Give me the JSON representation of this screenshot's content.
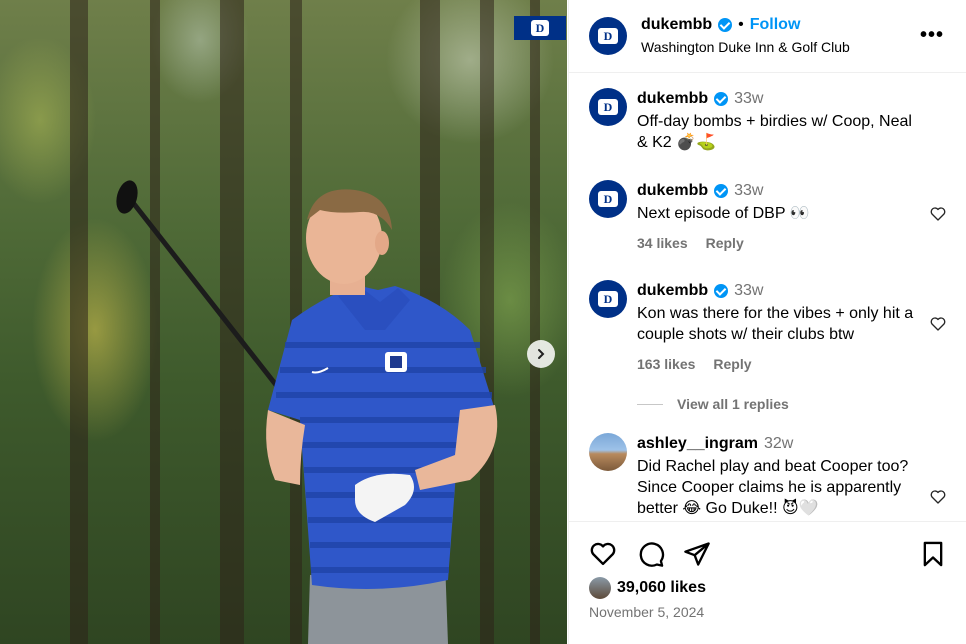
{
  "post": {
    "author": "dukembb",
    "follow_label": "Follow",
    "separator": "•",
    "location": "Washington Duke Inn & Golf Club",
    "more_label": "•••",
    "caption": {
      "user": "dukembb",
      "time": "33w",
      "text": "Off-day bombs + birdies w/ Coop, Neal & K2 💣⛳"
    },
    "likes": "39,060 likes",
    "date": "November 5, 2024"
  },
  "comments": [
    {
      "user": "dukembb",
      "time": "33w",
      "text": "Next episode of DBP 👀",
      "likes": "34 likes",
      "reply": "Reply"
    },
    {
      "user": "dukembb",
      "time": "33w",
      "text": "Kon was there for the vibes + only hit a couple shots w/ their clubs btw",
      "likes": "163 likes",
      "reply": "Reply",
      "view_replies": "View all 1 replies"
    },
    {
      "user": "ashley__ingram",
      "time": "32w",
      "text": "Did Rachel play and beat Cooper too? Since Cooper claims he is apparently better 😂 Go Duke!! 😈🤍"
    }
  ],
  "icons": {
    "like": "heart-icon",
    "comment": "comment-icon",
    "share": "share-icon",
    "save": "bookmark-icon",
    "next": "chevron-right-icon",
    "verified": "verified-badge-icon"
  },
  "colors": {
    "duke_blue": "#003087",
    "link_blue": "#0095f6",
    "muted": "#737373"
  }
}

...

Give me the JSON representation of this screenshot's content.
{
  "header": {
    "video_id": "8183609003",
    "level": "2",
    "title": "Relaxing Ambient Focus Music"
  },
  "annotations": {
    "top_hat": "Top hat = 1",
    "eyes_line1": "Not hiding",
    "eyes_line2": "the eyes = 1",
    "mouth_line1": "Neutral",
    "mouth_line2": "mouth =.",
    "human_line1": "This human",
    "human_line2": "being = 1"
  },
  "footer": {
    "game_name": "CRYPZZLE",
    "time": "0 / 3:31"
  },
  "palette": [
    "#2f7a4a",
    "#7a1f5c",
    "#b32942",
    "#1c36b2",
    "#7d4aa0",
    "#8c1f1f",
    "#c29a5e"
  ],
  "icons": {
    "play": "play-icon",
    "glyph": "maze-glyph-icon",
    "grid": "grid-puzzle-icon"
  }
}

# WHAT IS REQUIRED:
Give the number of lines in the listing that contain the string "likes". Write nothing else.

# REPLY TO THE EXERCISE:
3